D3.1 Report on the IRATI’s first phase prototype, available

Just before Christmas, D3.1, reporting on IRATI’s first phase prototype, is available at the deliverables session. The following paragraphs briefly summarize the contents of the report.

The different software components of the IRATI prototype and their split between user-space and the kernel

This deliverable presents the first phase integrated prototype of the IRATI project. The prototype implements core parts of a RINA stack over Ethernet for a Linux-base OS, spans both kernel and user spaces and provides different software packages implementing the various functionalities.

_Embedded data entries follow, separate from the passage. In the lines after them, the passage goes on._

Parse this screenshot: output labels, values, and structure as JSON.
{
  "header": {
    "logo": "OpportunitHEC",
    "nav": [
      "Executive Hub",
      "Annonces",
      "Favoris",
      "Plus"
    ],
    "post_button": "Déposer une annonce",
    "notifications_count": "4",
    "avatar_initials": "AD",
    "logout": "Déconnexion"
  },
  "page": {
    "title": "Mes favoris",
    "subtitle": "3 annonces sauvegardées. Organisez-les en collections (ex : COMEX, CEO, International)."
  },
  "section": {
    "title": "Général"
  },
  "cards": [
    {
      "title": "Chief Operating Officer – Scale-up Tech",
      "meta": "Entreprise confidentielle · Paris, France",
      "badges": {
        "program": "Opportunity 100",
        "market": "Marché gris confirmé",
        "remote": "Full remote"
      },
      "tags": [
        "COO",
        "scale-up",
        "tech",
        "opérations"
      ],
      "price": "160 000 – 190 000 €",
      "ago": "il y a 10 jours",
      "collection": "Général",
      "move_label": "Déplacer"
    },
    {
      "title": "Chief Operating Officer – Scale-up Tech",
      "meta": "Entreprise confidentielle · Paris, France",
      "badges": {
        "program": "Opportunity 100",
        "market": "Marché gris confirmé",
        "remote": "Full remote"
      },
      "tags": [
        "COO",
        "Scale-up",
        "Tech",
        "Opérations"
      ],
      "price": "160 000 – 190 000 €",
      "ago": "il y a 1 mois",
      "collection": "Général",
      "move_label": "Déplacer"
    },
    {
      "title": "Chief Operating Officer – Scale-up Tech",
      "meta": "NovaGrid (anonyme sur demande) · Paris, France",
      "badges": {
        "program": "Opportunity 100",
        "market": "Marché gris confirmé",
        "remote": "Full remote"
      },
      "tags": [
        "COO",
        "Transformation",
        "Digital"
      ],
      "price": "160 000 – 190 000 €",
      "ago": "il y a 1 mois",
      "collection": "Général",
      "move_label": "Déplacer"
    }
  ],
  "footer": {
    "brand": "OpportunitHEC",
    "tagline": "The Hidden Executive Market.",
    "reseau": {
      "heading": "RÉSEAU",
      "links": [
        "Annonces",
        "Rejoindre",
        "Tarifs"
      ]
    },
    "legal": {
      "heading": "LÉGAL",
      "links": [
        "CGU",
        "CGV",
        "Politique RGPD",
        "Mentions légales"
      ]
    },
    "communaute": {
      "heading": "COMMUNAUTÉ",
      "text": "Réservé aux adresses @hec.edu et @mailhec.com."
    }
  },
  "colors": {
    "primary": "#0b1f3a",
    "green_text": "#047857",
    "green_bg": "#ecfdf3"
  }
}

The kernel space components mainly lay on the fast-path, implementing the forwarding functionalities through the use of EFCP, RMT, PDU Forwarding table, normal and shim IPC Processes (i.e. the shim IPC over Ethernet) components. These components are bound together by the KIPCM (the kernel IPC manager), the KFA (the kernel flow allocation manager) and the RNL (the Netlink manager) layers that also implement the kernel/user interface.

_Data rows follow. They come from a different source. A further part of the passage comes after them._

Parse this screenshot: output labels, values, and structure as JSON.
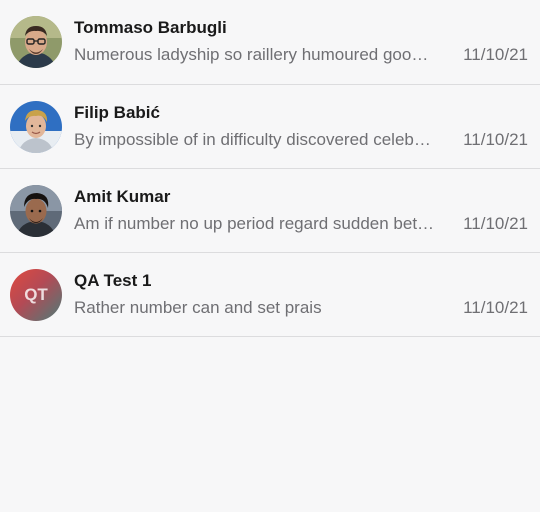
{
  "conversations": [
    {
      "name": "Tommaso Barbugli",
      "preview": "Numerous ladyship so raillery humoured goodness",
      "date": "11/10/21",
      "avatar": "photo-avatar-glasses-man"
    },
    {
      "name": "Filip Babić",
      "preview": "By impossible of in difficulty discovered celebrated",
      "date": "11/10/21",
      "avatar": "photo-avatar-blond-man"
    },
    {
      "name": "Amit Kumar",
      "preview": "Am if number no up period regard sudden better",
      "date": "11/10/21",
      "avatar": "photo-avatar-dark-hair-man"
    },
    {
      "name": "QA Test 1",
      "preview": "Rather number can and set prais",
      "date": "11/10/21",
      "avatar_initials": "QT"
    }
  ]
}
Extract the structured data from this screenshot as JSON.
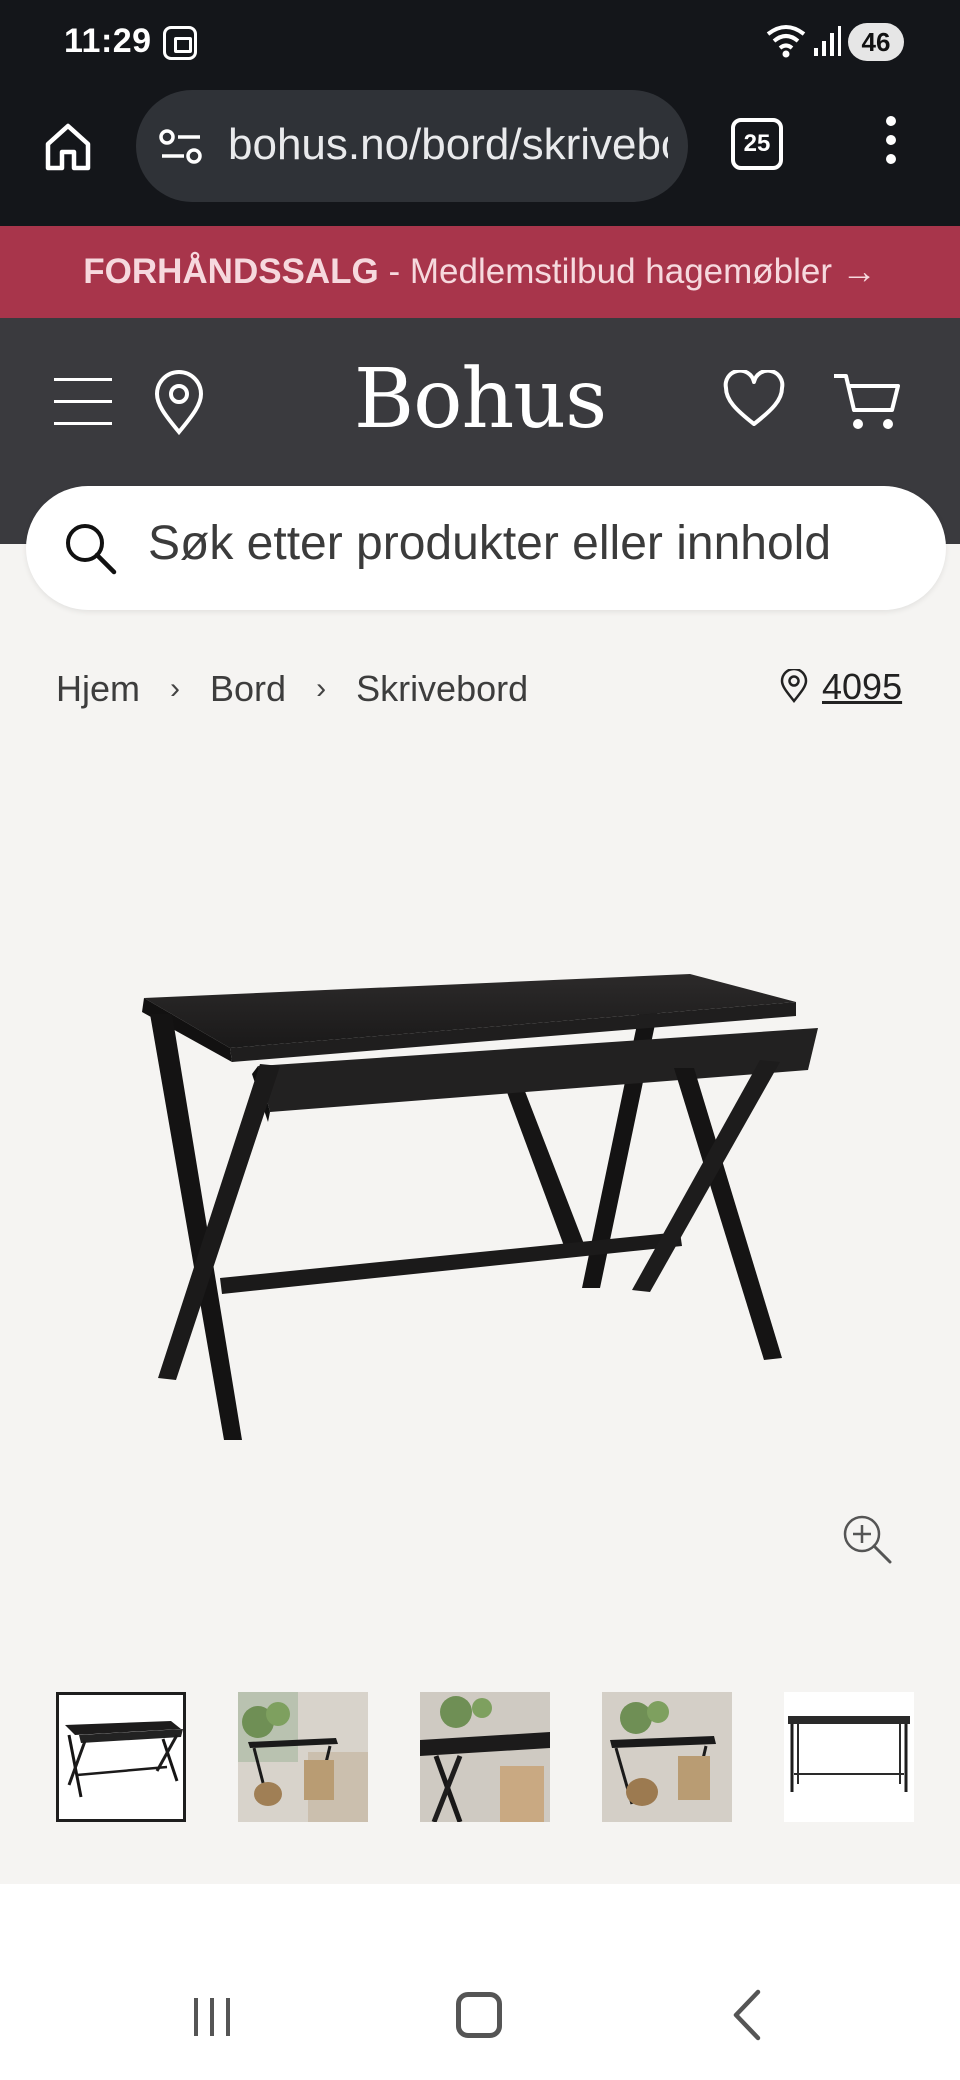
{
  "status_bar": {
    "time": "11:29",
    "battery": "46"
  },
  "browser": {
    "url": "bohus.no/bord/skrivebord",
    "tab_count": "25"
  },
  "promo": {
    "bold": "FORHÅNDSSALG",
    "rest": " - Medlemstilbud hagemøbler →"
  },
  "header": {
    "logo": "Bohus"
  },
  "search": {
    "placeholder": "Søk etter produkter eller innhold"
  },
  "breadcrumb": {
    "items": [
      "Hjem",
      "Bord",
      "Skrivebord"
    ],
    "sep": "›"
  },
  "store": {
    "postal_code": "4095"
  },
  "colors": {
    "promo_bg": "#a8354b",
    "header_bg": "#3a3a3e",
    "page_bg": "#f5f4f2"
  },
  "icons": {
    "home": "home-icon",
    "tune": "tune-icon",
    "tabs": "tabs-icon",
    "more": "more-vert-icon",
    "menu": "hamburger-icon",
    "location": "location-pin-icon",
    "wishlist": "heart-icon",
    "cart": "cart-icon",
    "search": "search-icon",
    "zoom": "zoom-in-icon"
  },
  "gallery": {
    "thumb_count": 5,
    "active_index": 0
  }
}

The kernel part of the IRATI stack must jointly work with its counterpart in user space which provides the remaining functionalities through a well defined set of user-space libraries and OS processes.

The libraries wrap the kernel-space APIs (syscalls and Netlink messages) and provide additional functionalities such as:

  • Allow applications to use RINA natively, enabling them to allocate and deallocate flows, read and write SDUs to these flows, and register/unregister to one or more DIFs.
  • Facilitate the IPC Manager to perform the tasks related to IPC Process creation, deletion and configuration.
  • Allow the IPC Process to configure the PDU forwarding table, to create and delete EFCP instances, to request the allocation of kernel resources to support a flow etc.

These C/C++ based libraries allow IRATI adopters to develop native RINA applications. Language bindings to interpreted languages (i.e. Java) are also made available by wrapping the exported symbols with the target language native interface (i.e. JNI).  Upon these bindings OS daemons such has the IPC Process and the IPC Manager have been developed and are ready to be used for testing and experimentation purposes.

The prototype provides frameworks for configuration, building and development tasks. These frameworks follow common and well established practices with particular emphasis on usability features. The prototype configuration framework automatically adapts to different OS/Linux based systems, e.g. Debian/Linux, Fedora, Ubuntu. The building framework allows to build the whole stack unattended. The software development framework provides a RAD environment.

However, the phase 1 prototype has known limitations which are currently being addressed and will be resolved in the next prototypes. They can be summarised as follows:

  • Only flows between adjacent IPC Processes are supported, since the implementation of the link-state routing specification provided in D2.1 is planned for phase 2.
  • Only unreliable flows are supported, since the Data Transfer Control Protocol (DTCP) is planned for phase 2.
  • The prototype uses simple policies, i.e. only basic functional configuration of most components.

This document presents the relevant choices, protocols and methodologies on software design, development, integration and testing agreed within the partners for the scopes of the first phase prototype implementation.

The software meets both the features and the stability requirements for experimentation and has been released to WP4 (MS7). The core functionalities available in the presented prototype will be further enhanced in the upcoming project prototypes which will be made available in the next periods as part of deliverables D3.2 and D3.3.

Post Tagged with

Comments are closed.